After almost 18 months of research, I launched Project Grow the Rainbow. I realized that education is needed and solutions can be simple. Many people fear bees. In popular movies, like 1991’s My Girl, bees terrorize and kill young children. Most don’t know that honeybees don’t sting unless provoked. My bees died from ignorance, not violence.

The Grow the Rainbow Project is my offering to the bees and to my young, 4-month-old son. After seeing the state this world is in, I believe a more beautiful world is possible. My wife Ei Ei and I created a playful way for everyone to support bees that is super easy.

After much research, we developed “Seedles,” which are a mix of clay, compost, seeds, and water with a fun toxic-free color coating. They come in the form of rainbow-colored balls with wildflower seeds and we offer variations such as Thyme Bombs, which feature basil, thyme, mint, dill, oregano, chives, and parsley seeds. Anyone can spread flowers simply by dropping them outside. Create a kitchen-window by garden planting them with your children.

Our seed-ball technology is based on growing techniques used in ancient Egypt to recover from spring flooding. It was also used, later, in Japan to increase farm productivity. Best of all, bugs and other wildlife cannot eat them, almost guaranteeing the flowers will grow.

Our goal is to grow 1 million wildflowers for the declining bee populations. I want my son to taste the nuttiness of sun-dried almonds and raspberries, and maybe even enjoy a cup of coffee one day. I want him to know the world is beautiful and that understanding builds compassion. I want him to have sweet nectar in his life.
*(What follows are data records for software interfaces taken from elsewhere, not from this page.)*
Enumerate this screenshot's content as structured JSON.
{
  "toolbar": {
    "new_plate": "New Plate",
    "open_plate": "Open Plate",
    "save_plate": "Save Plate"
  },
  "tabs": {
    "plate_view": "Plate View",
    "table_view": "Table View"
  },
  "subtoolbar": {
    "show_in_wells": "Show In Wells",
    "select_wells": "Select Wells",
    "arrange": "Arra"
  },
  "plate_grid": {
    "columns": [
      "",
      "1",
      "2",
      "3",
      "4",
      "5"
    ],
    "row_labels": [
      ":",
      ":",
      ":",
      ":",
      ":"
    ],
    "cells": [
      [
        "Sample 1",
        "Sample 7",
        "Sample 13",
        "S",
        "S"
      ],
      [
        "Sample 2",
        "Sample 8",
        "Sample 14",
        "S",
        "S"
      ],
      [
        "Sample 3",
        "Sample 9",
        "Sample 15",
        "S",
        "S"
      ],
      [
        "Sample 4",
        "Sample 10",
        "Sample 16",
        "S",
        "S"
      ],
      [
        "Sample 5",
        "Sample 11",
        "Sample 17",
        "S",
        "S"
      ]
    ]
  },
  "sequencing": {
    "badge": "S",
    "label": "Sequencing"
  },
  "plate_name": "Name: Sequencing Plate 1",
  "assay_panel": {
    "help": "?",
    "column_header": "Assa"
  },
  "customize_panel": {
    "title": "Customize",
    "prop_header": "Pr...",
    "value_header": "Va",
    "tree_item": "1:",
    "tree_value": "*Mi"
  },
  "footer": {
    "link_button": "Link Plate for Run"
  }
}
Most importantly, I want him and everyone else to know that solutions live inside problems, and with each frustration, each bit of stress, and each annoyance comes an opportunity to “bee” the change we wish to see in the world.

This story isn’t about us though, it is about you: how this is your opportunity to stand up for the world you want to live in. Will you join us and become messengers of love for the bees?